_Work item_: Within the entries below, find every line that has the string "propietario", then copy it.

_Listed entries_:

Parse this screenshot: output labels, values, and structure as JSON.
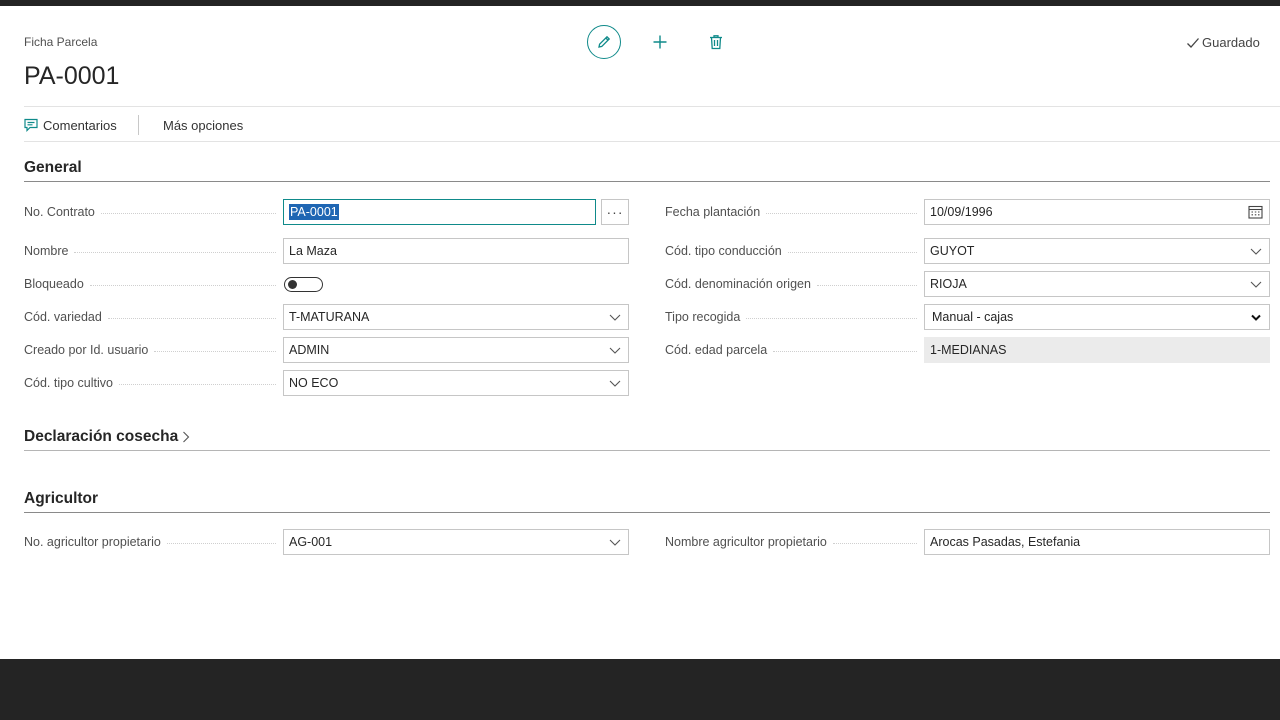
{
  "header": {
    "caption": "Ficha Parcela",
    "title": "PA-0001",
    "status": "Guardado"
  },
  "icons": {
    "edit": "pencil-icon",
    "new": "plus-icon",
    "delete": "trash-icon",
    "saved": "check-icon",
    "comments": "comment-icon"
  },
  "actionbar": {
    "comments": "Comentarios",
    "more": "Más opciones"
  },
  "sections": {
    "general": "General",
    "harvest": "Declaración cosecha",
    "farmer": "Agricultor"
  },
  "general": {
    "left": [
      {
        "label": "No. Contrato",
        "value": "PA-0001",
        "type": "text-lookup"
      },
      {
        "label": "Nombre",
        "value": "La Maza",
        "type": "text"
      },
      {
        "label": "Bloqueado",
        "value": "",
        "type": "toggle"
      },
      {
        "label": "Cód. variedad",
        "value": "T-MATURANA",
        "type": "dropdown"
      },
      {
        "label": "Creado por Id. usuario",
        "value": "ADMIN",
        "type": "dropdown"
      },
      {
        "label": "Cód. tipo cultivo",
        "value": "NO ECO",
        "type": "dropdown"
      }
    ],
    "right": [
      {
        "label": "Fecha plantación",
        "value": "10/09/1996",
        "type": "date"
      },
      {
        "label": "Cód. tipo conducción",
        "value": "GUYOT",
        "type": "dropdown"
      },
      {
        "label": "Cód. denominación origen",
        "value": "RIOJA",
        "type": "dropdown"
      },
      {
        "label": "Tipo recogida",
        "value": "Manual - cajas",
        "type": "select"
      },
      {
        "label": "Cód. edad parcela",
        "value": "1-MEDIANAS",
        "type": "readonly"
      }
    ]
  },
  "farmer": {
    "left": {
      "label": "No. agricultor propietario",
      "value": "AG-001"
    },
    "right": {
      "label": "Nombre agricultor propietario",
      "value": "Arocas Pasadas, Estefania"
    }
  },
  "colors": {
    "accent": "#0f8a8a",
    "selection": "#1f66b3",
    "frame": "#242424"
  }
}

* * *

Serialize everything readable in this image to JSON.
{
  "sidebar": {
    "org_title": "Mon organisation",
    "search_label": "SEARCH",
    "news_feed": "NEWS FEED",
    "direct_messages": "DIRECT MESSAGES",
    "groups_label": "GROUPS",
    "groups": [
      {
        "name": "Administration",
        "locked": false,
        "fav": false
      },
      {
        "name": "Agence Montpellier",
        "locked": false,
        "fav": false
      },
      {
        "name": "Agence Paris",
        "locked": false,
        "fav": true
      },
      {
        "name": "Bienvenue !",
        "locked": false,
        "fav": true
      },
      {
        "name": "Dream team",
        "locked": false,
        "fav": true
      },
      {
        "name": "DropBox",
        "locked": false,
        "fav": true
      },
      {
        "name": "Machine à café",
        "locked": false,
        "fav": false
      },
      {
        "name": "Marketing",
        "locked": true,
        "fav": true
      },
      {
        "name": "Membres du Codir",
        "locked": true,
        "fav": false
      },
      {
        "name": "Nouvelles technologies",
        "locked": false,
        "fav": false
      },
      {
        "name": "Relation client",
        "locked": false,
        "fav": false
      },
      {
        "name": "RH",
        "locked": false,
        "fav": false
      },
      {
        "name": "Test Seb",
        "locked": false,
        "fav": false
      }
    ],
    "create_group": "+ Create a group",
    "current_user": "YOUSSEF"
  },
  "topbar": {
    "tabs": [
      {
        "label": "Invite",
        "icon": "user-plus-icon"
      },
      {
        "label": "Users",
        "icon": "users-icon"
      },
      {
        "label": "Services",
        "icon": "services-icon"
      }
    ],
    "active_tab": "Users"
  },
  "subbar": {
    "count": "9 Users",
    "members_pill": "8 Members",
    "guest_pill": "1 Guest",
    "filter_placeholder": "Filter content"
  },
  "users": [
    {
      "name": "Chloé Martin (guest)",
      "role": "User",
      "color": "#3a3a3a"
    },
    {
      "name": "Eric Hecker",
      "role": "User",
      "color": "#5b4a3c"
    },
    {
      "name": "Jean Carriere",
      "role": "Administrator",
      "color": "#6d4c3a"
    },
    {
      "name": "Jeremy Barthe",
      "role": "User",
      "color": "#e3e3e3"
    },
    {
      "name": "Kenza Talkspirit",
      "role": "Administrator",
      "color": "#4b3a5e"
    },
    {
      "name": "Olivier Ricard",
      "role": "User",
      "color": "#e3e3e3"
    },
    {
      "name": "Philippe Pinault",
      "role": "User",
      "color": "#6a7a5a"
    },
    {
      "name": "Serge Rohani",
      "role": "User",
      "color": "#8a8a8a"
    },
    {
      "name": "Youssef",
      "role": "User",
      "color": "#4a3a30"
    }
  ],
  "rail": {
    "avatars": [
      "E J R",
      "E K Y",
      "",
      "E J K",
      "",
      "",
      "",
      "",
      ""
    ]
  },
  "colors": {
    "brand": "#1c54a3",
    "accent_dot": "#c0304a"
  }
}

_Result_:
      "label": "No. agricultor propietario",
      "label": "Nombre agricultor propietario",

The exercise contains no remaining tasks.